Cost Effectiveness and Resource Allocation 2010, 8:5  doi:10.1186/1478-7547-8-5

Published: 16 April 2010



While health outcomes of HIV/AIDS treatments in terms of increased longevity has been the subject of much research, there appears to be very limited research on the improved health related quality of life (HRQL) that can be applied in cost-utility analyses in Africa south of the Sahara (SSA). Most of the literature that does exist present HRQL measured by disease specific instruments, but such data is of little use as input to economic evaluations.


A systematic review of the literature on HRQL weights for people living with HIV/AIDS in Africa was performed, and the findings are presented and interpreted. We also use focus group discussions in panels of clinical AIDS experts to test the preference based on a generic descriptive system EQ-5D. We contrast quality of life with and without antiretroviral treatment (ART), and with and without treatment failure.
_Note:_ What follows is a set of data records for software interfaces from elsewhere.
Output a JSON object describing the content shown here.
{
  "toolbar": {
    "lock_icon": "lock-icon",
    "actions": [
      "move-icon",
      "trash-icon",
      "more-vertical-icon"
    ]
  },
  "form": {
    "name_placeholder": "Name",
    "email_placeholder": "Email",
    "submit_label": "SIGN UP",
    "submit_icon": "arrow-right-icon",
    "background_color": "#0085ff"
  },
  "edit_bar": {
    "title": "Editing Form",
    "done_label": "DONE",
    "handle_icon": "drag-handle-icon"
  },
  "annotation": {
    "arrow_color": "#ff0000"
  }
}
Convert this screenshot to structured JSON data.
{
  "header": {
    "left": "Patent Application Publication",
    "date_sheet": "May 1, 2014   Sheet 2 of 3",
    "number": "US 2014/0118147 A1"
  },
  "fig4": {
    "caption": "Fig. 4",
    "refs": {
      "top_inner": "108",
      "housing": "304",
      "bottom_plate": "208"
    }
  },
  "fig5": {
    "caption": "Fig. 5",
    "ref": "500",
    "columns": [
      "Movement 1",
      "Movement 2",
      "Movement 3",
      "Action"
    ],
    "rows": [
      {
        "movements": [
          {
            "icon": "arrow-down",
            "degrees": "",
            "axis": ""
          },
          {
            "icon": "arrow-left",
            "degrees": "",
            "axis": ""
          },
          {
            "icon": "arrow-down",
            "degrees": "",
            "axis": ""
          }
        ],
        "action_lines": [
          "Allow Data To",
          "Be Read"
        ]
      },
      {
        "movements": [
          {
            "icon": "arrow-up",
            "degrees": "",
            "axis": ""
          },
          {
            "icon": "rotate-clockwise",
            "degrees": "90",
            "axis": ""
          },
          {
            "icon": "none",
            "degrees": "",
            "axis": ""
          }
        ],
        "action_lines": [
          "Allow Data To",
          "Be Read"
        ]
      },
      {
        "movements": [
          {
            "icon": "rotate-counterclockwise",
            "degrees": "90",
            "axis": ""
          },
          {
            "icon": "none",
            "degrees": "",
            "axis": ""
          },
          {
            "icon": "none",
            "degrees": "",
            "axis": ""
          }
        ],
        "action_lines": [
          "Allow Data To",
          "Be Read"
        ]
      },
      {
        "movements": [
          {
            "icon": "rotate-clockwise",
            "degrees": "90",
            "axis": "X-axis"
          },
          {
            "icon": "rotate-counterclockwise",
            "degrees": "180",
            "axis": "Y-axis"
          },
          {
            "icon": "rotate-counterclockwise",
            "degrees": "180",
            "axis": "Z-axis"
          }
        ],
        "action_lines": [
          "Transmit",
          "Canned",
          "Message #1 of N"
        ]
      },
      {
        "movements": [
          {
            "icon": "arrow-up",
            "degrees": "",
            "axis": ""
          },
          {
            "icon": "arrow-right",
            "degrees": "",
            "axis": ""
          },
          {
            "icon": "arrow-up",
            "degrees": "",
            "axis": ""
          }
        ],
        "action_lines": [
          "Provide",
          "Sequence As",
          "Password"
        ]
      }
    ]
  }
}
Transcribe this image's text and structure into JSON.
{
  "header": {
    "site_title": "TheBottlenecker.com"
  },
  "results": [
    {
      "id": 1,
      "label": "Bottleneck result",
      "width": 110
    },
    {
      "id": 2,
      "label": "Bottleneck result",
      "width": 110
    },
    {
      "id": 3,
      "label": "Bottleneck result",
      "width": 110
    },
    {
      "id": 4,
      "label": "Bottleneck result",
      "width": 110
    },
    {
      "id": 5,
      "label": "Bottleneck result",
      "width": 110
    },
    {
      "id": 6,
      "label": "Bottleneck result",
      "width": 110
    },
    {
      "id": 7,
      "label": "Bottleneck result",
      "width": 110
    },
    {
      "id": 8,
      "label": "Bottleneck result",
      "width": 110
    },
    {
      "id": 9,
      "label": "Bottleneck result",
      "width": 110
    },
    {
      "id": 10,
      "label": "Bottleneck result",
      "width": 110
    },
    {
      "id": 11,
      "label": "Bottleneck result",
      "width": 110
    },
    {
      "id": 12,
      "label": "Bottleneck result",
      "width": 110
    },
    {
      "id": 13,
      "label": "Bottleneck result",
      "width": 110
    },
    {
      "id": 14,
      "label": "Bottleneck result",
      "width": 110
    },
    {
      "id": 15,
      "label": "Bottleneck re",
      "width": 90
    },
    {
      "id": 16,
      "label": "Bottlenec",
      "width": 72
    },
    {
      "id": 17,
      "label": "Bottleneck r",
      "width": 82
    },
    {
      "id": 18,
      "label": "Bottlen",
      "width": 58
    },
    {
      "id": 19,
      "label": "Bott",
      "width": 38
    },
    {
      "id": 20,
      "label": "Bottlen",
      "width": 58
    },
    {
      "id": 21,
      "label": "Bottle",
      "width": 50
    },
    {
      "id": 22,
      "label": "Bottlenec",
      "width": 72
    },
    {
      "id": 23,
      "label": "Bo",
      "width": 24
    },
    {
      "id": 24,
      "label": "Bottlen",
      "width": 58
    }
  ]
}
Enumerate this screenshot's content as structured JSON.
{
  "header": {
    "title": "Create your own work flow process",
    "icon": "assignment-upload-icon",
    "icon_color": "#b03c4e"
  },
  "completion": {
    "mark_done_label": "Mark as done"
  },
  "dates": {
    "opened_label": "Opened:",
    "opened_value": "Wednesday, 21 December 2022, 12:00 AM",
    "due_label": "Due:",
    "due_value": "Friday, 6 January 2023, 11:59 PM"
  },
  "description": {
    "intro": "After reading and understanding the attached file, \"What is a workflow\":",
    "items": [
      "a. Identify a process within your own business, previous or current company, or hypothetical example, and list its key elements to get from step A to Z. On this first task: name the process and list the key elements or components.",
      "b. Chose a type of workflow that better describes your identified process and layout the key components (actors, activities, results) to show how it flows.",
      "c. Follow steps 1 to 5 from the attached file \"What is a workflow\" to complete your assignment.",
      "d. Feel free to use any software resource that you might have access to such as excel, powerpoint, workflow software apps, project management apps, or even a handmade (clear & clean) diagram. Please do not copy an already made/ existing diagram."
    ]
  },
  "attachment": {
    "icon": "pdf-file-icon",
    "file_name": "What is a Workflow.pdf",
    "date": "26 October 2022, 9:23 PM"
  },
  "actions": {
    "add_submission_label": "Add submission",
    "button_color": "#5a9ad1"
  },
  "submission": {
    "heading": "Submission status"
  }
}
In only four papers were the HRQL weights for HIV/AIDS in sub-Saharan Africa estimated with generic preference based methodologies that can be directly applied in economic evaluation. A total of eight studies were based on generic health profiles. While such 'health profiles' are not preference based, the scores could potentially be transformed into health state utilities. Most of the available literature (20 papers) utilized disease specific instrument, which are not applicable for economic evaluation.

The focus group discussions revealed that HRQL weights are strongly correlated to disease stage. Furthermore, clinical experts consistently report that ART has a strong positive impact on the HRQL of patients, although this effect appears to rebound in cases of drug resistance.


EQ-5D appears to be an appropriate tool for measuring and valuing HRQL of HIV/AIDS in Africa. More empirical research is needed on various methodological aspects in order to obtain valid and reliable HRQL weights in economic evaluations of HIV/AIDS prevention and treatment interventions.